WHAT THIS TASK INVOLVES:
Some lines of the records below include the word "attack". Report how many, and write nothing besides the number.

INPUT:
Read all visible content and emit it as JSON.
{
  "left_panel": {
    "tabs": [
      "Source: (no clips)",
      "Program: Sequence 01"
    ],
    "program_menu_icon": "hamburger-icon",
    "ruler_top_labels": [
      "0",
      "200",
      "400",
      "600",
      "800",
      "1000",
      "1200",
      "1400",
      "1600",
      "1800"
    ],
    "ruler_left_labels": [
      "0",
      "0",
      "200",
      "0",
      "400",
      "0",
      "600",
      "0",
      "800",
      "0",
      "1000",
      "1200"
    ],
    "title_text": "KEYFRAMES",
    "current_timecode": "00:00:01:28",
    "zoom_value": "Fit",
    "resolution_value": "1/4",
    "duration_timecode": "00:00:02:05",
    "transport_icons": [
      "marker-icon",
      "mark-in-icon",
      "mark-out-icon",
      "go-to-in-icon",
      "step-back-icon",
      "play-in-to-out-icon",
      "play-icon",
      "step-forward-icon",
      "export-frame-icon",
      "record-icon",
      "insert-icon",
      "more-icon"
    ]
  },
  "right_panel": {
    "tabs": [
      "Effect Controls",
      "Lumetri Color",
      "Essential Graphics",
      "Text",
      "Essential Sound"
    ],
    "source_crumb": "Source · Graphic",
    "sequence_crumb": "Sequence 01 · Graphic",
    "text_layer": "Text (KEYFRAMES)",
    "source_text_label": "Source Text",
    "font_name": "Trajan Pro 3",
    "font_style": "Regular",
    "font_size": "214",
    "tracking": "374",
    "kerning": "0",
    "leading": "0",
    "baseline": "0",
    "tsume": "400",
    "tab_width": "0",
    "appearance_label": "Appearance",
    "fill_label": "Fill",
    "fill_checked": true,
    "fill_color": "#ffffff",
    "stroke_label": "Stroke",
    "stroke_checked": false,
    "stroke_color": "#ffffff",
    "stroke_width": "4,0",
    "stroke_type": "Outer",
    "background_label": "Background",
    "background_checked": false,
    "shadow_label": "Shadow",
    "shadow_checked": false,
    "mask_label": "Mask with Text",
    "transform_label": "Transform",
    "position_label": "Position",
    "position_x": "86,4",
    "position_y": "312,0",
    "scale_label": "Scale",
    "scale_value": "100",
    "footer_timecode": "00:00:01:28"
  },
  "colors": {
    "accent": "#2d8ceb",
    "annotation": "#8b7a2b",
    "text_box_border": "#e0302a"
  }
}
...
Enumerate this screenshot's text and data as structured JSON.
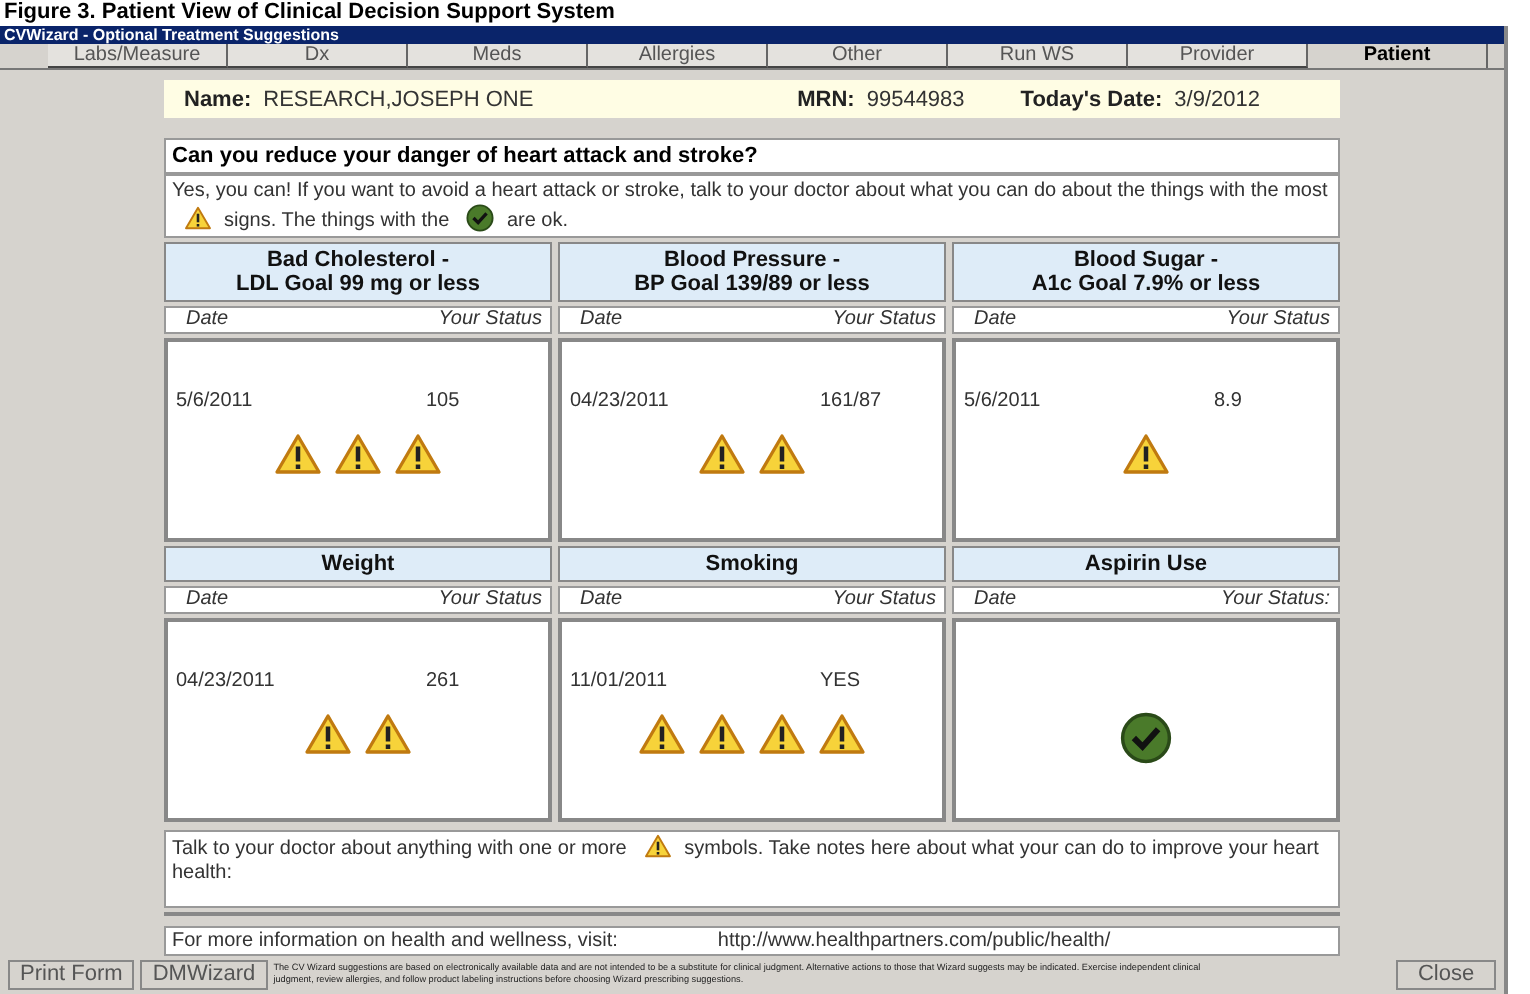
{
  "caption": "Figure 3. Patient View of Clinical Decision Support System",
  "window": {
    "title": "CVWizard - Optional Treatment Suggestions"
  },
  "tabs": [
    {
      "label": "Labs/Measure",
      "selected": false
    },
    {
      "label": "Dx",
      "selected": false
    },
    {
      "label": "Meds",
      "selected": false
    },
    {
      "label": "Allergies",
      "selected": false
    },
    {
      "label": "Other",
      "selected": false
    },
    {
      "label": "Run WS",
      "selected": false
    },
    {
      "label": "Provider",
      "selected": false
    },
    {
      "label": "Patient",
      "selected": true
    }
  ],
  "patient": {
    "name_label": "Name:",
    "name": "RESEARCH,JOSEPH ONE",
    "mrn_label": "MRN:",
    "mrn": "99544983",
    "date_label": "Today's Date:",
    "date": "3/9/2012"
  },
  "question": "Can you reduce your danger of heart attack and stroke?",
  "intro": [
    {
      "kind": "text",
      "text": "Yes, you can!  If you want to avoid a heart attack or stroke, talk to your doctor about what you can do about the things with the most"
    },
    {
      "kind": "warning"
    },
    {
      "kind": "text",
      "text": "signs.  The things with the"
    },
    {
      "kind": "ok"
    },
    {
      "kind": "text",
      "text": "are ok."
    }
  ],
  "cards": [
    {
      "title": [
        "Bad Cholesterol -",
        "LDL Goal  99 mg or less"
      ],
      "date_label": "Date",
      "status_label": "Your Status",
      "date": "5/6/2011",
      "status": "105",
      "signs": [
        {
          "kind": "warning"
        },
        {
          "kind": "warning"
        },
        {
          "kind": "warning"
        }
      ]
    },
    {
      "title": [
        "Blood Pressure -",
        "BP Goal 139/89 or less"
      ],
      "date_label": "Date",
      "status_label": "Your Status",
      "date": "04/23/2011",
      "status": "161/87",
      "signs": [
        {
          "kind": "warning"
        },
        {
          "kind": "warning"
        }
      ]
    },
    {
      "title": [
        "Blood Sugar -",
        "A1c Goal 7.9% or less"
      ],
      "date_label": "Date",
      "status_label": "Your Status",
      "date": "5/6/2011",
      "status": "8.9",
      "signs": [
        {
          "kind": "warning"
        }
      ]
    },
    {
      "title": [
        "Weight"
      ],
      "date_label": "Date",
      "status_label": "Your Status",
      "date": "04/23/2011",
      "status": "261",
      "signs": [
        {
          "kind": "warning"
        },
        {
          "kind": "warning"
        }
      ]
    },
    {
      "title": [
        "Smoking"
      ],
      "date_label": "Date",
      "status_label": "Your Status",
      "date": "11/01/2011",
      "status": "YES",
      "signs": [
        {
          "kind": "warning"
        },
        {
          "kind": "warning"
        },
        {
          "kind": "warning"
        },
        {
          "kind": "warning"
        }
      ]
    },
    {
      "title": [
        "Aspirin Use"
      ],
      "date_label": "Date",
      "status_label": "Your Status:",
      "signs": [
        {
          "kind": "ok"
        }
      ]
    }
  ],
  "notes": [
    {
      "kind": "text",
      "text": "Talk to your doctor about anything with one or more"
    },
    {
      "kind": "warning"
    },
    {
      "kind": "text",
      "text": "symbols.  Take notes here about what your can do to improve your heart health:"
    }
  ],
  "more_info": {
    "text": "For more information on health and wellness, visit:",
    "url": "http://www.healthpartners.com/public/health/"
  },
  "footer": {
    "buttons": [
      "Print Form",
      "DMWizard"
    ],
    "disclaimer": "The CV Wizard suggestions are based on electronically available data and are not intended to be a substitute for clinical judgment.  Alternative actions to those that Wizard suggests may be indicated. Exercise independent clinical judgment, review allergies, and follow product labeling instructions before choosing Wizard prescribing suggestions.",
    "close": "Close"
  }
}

SOLUTION FOR THIS TASK:
2